[SOURCE INFORMATION]:
★ ★ ★ ★
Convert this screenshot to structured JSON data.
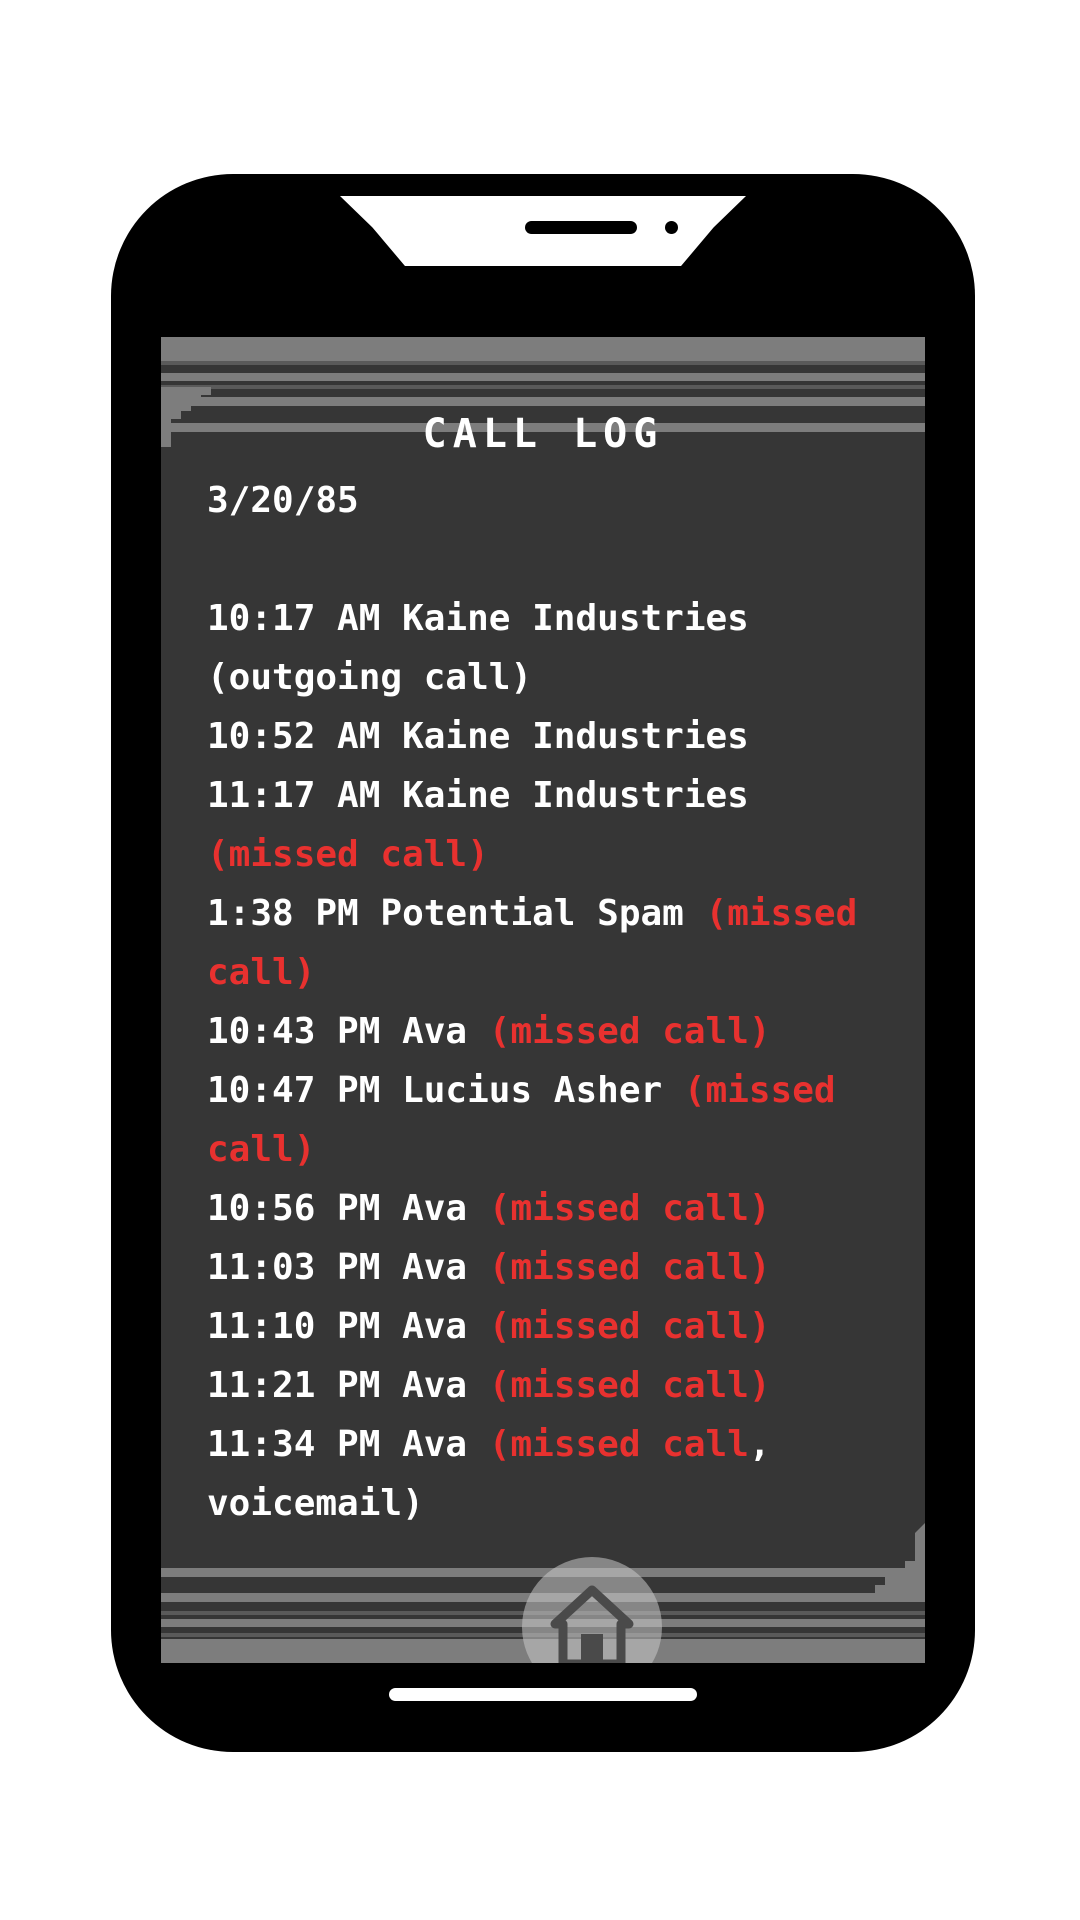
{
  "screen": {
    "title": "CALL LOG",
    "date": "3/20/85"
  },
  "calls": [
    {
      "time": "10:17 AM",
      "caller": "Kaine Industries",
      "status": "(outgoing call)",
      "status_type": "normal"
    },
    {
      "time": "10:52 AM",
      "caller": "Kaine Industries",
      "status": "",
      "status_type": "normal"
    },
    {
      "time": "11:17 AM",
      "caller": "Kaine Industries",
      "status": "(missed call)",
      "status_type": "missed"
    },
    {
      "time": "1:38 PM",
      "caller": "Potential Spam",
      "status": "(missed call)",
      "status_type": "missed"
    },
    {
      "time": "10:43 PM",
      "caller": "Ava",
      "status": "(missed call)",
      "status_type": "missed"
    },
    {
      "time": "10:47 PM",
      "caller": "Lucius Asher",
      "status": "(missed call)",
      "status_type": "missed"
    },
    {
      "time": "10:56 PM",
      "caller": "Ava",
      "status": "(missed call)",
      "status_type": "missed"
    },
    {
      "time": "11:03 PM",
      "caller": "Ava",
      "status": "(missed call)",
      "status_type": "missed"
    },
    {
      "time": "11:10 PM",
      "caller": "Ava",
      "status": "(missed call)",
      "status_type": "missed"
    },
    {
      "time": "11:21 PM",
      "caller": "Ava",
      "status": "(missed call)",
      "status_type": "missed"
    },
    {
      "time": "11:34 PM",
      "caller": "Ava",
      "status_missed": "(missed call",
      "status_rest": ", voicemail)",
      "status_type": "missed-voicemail"
    }
  ],
  "home_button": {
    "icon": "home-icon"
  },
  "colors": {
    "screen_bg": "#363636",
    "missed": "#e8312f",
    "text": "#ffffff"
  }
}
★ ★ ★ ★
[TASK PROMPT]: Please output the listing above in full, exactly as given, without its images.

[RESPONSE TO THE TASK]:
Convert this screenshot to structured JSON data.
{
  "screen": {
    "title": "CALL LOG",
    "date": "3/20/85"
  },
  "calls": [
    {
      "time": "10:17 AM",
      "caller": "Kaine Industries",
      "status": "(outgoing call)",
      "status_type": "normal"
    },
    {
      "time": "10:52 AM",
      "caller": "Kaine Industries",
      "status": "",
      "status_type": "normal"
    },
    {
      "time": "11:17 AM",
      "caller": "Kaine Industries",
      "status": "(missed call)",
      "status_type": "missed"
    },
    {
      "time": "1:38 PM",
      "caller": "Potential Spam",
      "status": "(missed call)",
      "status_type": "missed"
    },
    {
      "time": "10:43 PM",
      "caller": "Ava",
      "status": "(missed call)",
      "status_type": "missed"
    },
    {
      "time": "10:47 PM",
      "caller": "Lucius Asher",
      "status": "(missed call)",
      "status_type": "missed"
    },
    {
      "time": "10:56 PM",
      "caller": "Ava",
      "status": "(missed call)",
      "status_type": "missed"
    },
    {
      "time": "11:03 PM",
      "caller": "Ava",
      "status": "(missed call)",
      "status_type": "missed"
    },
    {
      "time": "11:10 PM",
      "caller": "Ava",
      "status": "(missed call)",
      "status_type": "missed"
    },
    {
      "time": "11:21 PM",
      "caller": "Ava",
      "status": "(missed call)",
      "status_type": "missed"
    },
    {
      "time": "11:34 PM",
      "caller": "Ava",
      "status_missed": "(missed call",
      "status_rest": ", voicemail)",
      "status_type": "missed-voicemail"
    }
  ],
  "home_button": {
    "icon": "home-icon"
  },
  "colors": {
    "screen_bg": "#363636",
    "missed": "#e8312f",
    "text": "#ffffff"
  }
}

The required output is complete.